[RECORDS SHOWN Boundary: Start]

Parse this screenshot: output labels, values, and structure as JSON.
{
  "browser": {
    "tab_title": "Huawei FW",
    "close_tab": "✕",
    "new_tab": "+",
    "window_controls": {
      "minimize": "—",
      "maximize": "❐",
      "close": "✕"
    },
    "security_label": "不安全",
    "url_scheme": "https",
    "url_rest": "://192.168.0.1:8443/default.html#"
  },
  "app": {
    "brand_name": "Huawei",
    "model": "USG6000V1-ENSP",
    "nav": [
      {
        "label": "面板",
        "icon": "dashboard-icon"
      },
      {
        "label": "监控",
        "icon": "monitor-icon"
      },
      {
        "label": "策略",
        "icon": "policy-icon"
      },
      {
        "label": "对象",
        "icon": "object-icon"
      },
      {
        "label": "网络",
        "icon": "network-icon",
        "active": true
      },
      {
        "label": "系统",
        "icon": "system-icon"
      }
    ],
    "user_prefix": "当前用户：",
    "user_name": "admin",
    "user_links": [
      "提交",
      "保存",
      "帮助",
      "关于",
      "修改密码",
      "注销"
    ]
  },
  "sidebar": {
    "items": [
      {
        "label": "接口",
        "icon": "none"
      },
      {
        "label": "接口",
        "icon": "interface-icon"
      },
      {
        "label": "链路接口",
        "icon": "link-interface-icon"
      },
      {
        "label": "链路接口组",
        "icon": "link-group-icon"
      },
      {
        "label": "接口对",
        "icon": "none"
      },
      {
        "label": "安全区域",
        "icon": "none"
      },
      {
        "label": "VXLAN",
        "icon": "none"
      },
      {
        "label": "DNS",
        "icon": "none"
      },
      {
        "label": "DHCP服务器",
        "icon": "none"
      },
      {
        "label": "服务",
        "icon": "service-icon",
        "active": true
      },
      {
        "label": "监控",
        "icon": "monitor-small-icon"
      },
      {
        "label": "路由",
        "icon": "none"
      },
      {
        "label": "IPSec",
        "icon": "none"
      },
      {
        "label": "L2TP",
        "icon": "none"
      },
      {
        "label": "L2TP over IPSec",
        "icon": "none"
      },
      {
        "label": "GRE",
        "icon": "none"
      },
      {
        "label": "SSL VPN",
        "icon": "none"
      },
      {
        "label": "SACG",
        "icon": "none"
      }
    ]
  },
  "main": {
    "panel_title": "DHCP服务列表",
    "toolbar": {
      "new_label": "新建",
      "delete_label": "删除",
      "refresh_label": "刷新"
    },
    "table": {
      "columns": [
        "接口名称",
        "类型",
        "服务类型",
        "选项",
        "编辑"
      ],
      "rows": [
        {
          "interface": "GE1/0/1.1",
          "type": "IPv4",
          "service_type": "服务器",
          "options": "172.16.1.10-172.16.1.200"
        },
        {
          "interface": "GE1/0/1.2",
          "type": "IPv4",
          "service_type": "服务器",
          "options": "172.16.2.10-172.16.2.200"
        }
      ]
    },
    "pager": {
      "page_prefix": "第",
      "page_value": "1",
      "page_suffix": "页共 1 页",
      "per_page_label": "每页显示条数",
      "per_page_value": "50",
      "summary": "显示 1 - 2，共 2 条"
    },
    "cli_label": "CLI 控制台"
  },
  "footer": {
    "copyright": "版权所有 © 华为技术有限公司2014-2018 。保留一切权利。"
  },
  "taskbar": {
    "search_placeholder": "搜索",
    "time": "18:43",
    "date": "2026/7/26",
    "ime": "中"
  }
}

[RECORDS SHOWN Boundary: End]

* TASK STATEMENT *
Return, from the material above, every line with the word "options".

* THE ANSWER *
          "options": "172.16.1.10-172.16.1.200"
          "options": "172.16.2.10-172.16.2.200"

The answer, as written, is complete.